Task objective
Could you print the data that follows exactly as given?

[Interface dataset entries]
◇ ◇ ◇ ◇

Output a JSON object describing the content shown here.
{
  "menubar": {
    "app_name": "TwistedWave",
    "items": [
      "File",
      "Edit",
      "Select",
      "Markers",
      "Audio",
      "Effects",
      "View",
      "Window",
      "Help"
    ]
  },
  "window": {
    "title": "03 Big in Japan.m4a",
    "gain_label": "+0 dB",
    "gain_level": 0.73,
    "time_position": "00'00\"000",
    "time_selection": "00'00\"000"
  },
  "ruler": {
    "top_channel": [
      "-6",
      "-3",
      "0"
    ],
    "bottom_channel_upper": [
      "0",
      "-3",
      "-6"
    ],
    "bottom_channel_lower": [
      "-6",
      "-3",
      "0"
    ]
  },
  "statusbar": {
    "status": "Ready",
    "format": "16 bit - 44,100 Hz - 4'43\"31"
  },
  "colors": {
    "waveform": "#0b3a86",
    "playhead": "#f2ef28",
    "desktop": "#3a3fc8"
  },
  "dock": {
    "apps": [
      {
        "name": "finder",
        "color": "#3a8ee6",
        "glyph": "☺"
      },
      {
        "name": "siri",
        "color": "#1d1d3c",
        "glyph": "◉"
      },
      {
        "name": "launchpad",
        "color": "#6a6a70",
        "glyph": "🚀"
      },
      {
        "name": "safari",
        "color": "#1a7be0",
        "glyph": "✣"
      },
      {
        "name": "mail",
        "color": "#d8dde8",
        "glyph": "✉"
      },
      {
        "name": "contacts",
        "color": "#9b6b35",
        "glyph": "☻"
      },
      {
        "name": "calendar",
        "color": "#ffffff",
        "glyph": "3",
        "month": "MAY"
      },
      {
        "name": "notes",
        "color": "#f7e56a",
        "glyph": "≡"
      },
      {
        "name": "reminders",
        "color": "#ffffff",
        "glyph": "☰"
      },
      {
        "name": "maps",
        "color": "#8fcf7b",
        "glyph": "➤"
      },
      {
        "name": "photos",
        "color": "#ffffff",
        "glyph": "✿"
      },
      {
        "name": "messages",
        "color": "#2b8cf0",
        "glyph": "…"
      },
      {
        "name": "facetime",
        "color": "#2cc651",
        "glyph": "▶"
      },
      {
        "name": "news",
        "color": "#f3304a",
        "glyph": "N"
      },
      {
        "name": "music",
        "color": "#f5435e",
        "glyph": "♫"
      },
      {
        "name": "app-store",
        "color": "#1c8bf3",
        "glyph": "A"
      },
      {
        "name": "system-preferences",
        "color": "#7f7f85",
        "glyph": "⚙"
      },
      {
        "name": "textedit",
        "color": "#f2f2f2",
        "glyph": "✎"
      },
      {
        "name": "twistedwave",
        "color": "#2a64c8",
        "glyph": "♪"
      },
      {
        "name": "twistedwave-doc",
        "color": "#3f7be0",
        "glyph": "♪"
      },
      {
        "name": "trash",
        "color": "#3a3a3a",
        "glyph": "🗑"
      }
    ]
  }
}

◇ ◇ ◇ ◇

Output
Output a JSON object describing the content shown here.
{
  "menubar": {
    "app_name": "TwistedWave",
    "items": [
      "File",
      "Edit",
      "Select",
      "Markers",
      "Audio",
      "Effects",
      "View",
      "Window",
      "Help"
    ]
  },
  "window": {
    "title": "03 Big in Japan.m4a",
    "gain_label": "+0 dB",
    "gain_level": 0.73,
    "time_position": "00'00\"000",
    "time_selection": "00'00\"000"
  },
  "ruler": {
    "top_channel": [
      "-6",
      "-3",
      "0"
    ],
    "bottom_channel_upper": [
      "0",
      "-3",
      "-6"
    ],
    "bottom_channel_lower": [
      "-6",
      "-3",
      "0"
    ]
  },
  "statusbar": {
    "status": "Ready",
    "format": "16 bit - 44,100 Hz - 4'43\"31"
  },
  "colors": {
    "waveform": "#0b3a86",
    "playhead": "#f2ef28",
    "desktop": "#3a3fc8"
  },
  "dock": {
    "apps": [
      {
        "name": "finder",
        "color": "#3a8ee6",
        "glyph": "☺"
      },
      {
        "name": "siri",
        "color": "#1d1d3c",
        "glyph": "◉"
      },
      {
        "name": "launchpad",
        "color": "#6a6a70",
        "glyph": "🚀"
      },
      {
        "name": "safari",
        "color": "#1a7be0",
        "glyph": "✣"
      },
      {
        "name": "mail",
        "color": "#d8dde8",
        "glyph": "✉"
      },
      {
        "name": "contacts",
        "color": "#9b6b35",
        "glyph": "☻"
      },
      {
        "name": "calendar",
        "color": "#ffffff",
        "glyph": "3",
        "month": "MAY"
      },
      {
        "name": "notes",
        "color": "#f7e56a",
        "glyph": "≡"
      },
      {
        "name": "reminders",
        "color": "#ffffff",
        "glyph": "☰"
      },
      {
        "name": "maps",
        "color": "#8fcf7b",
        "glyph": "➤"
      },
      {
        "name": "photos",
        "color": "#ffffff",
        "glyph": "✿"
      },
      {
        "name": "messages",
        "color": "#2b8cf0",
        "glyph": "…"
      },
      {
        "name": "facetime",
        "color": "#2cc651",
        "glyph": "▶"
      },
      {
        "name": "news",
        "color": "#f3304a",
        "glyph": "N"
      },
      {
        "name": "music",
        "color": "#f5435e",
        "glyph": "♫"
      },
      {
        "name": "app-store",
        "color": "#1c8bf3",
        "glyph": "A"
      },
      {
        "name": "system-preferences",
        "color": "#7f7f85",
        "glyph": "⚙"
      },
      {
        "name": "textedit",
        "color": "#f2f2f2",
        "glyph": "✎"
      },
      {
        "name": "twistedwave",
        "color": "#2a64c8",
        "glyph": "♪"
      },
      {
        "name": "twistedwave-doc",
        "color": "#3f7be0",
        "glyph": "♪"
      },
      {
        "name": "trash",
        "color": "#3a3a3a",
        "glyph": "🗑"
      }
    ]
  }
}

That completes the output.